Implementing A Community Resource Referral Platform

Drs. Gaurav Dave and Abhijit V. Kshirsagar

Dr. Dave is an expert in community-engaged health equity research and his research focuses on evaluating the implementation and effectiveness of clinic-community embedded structural interventions. He, alongside Dr. Abhijit Kshirsagar, a kidney disease expert, and Dr. Stacy Lindau, a health technology expert at the University of Chicago, will partner with Goshen Medical Centers and Project GRACE (Growing, Reaching, Advocating for Change & Empowerment). Project GRACE is a long-standing community-academic coalition in the Rocky Mount area, represented by 20+ community-, faith, and healthcare-based organizations.

They will implement a community resource referral platform in the electronic medical record system at Goshen Medical Centers and operationalize the technology in the clinic workflow. When a provider identifies a patient with kidney disease who is also struggling to afford groceries or pay rent, they can utilize the system to connect the patient with available local resources- a food bank, library offering employment assistance, financial assistance center, etc.

This project takes the referral process a step further by creating a closed loop between clinics and community service providers. Not only will the patient be given referral information, but the community organization will also be notified and be able to contact the patient. Once the service is provided the organization will convey details about how the individual was assisted, which is sent back to the clinician.

All information related to the patient’s condition, their integrated needs, and closed loop referrals will be available in the electronic health record for a streamlined, easy to track process.

Reducing Health Disparities

Dr. Dave and the research team will test the implementation of the closed loop referral system and its effectiveness in addressing upstream factors that influence chronic kidney disease progression and management.

“We also want to understand if the patient is more aware of resources in the community and does that knowledge enhance patient’s self-efficacy to utilize those resources.”

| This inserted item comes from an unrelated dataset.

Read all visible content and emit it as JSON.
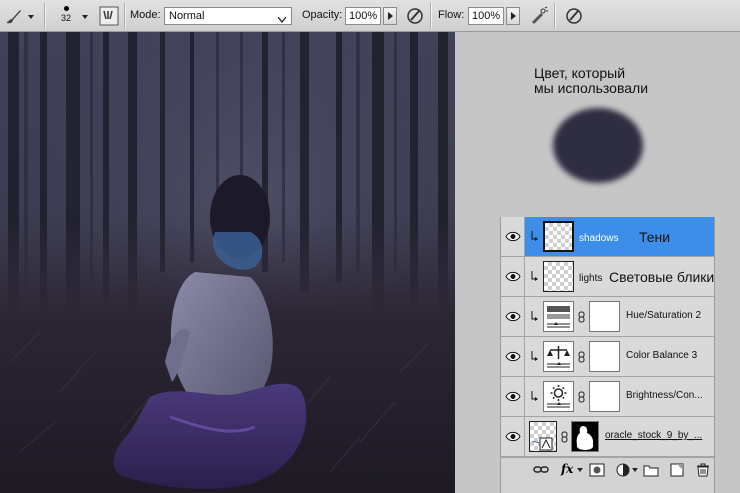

“And if they did receive the service, can we demonstrate a change in their health outcomes and amplify chronic kidney disease health equity as a result of activating those clinic-community linked resources?” Dr. Dave said.